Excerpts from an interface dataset
------------------------------------------------------------------------
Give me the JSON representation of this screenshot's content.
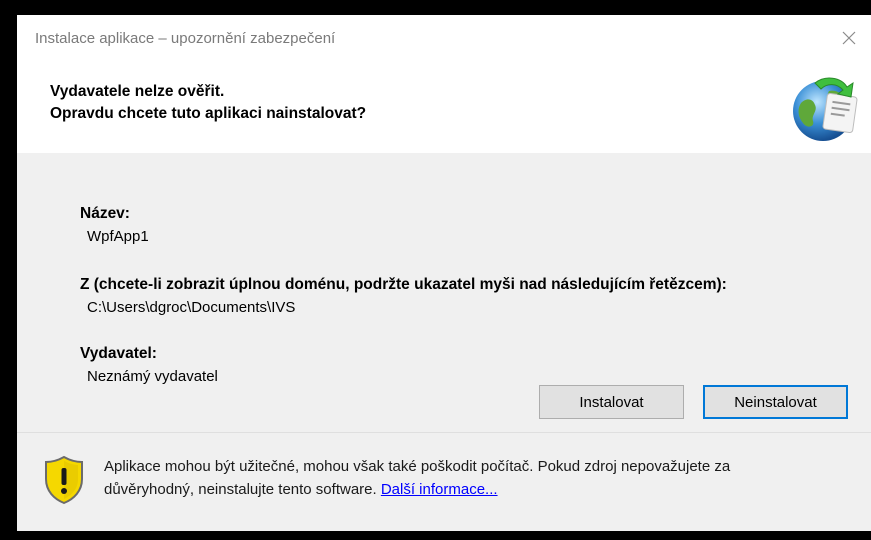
{
  "window": {
    "title": "Instalace aplikace – upozornění zabezpečení"
  },
  "header": {
    "line1": "Vydavatele nelze ověřit.",
    "line2": "Opravdu chcete tuto aplikaci nainstalovat?",
    "icon": "globe-install-icon"
  },
  "details": {
    "name_label": "Název:",
    "name_value": "WpfApp1",
    "from_label": "Z (chcete-li zobrazit úplnou doménu, podržte ukazatel myši nad následujícím řetězcem):",
    "from_value": "C:\\Users\\dgroc\\Documents\\IVS",
    "publisher_label": "Vydavatel:",
    "publisher_value": "Neznámý vydavatel"
  },
  "buttons": {
    "install": "Instalovat",
    "dont_install": "Neinstalovat"
  },
  "footer": {
    "icon": "security-shield-warning-icon",
    "warning_line1": "Aplikace mohou být užitečné, mohou však také poškodit počítač. Pokud zdroj nepovažujete za",
    "warning_line2": "důvěryhodný, neinstalujte tento software.",
    "more_info_link": "Další informace..."
  },
  "colors": {
    "default_button_border": "#0078d7",
    "link": "#0000ff",
    "shield_yellow": "#f5d800"
  }
}
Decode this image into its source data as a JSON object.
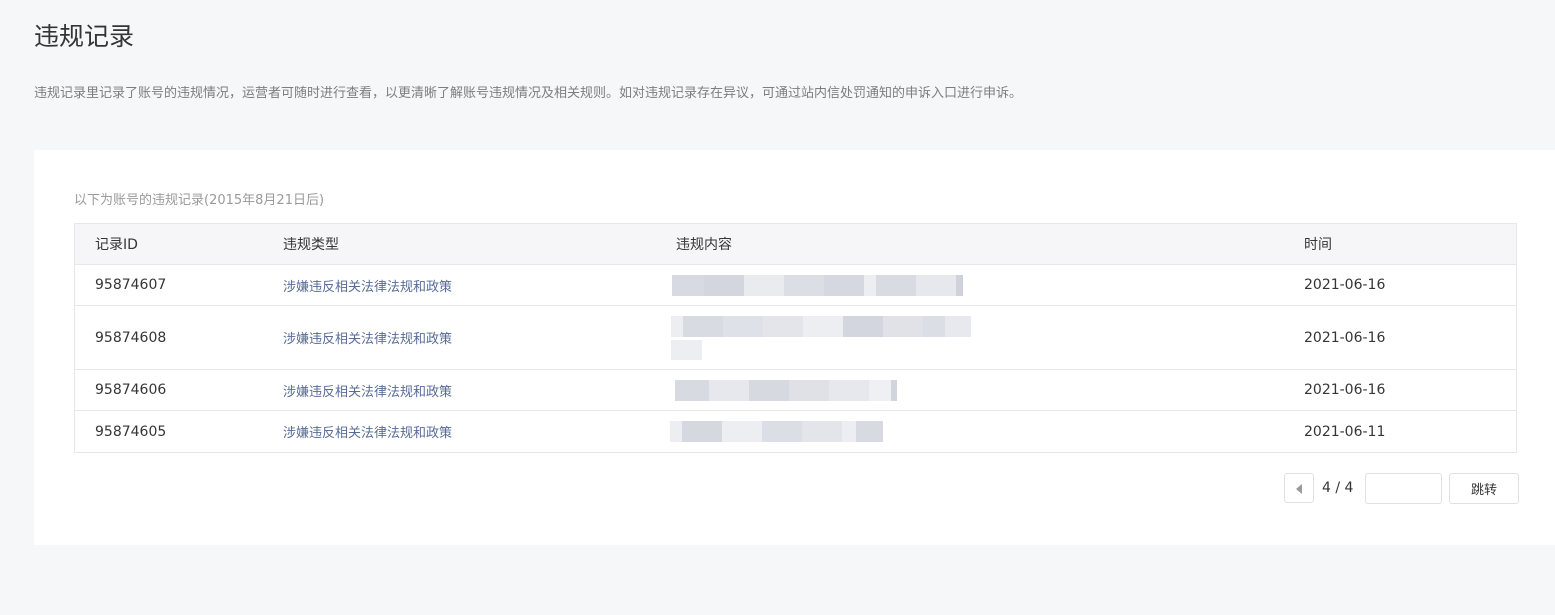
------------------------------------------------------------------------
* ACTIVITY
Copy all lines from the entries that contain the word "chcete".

* YOUR RESPONSE
    "line2": "Opravdu chcete tuto aplikaci nainstalovat?",
    "from_label": "Z (chcete-li zobrazit úplnou doménu, podržte ukazatel myši nad následujícím řetězcem):",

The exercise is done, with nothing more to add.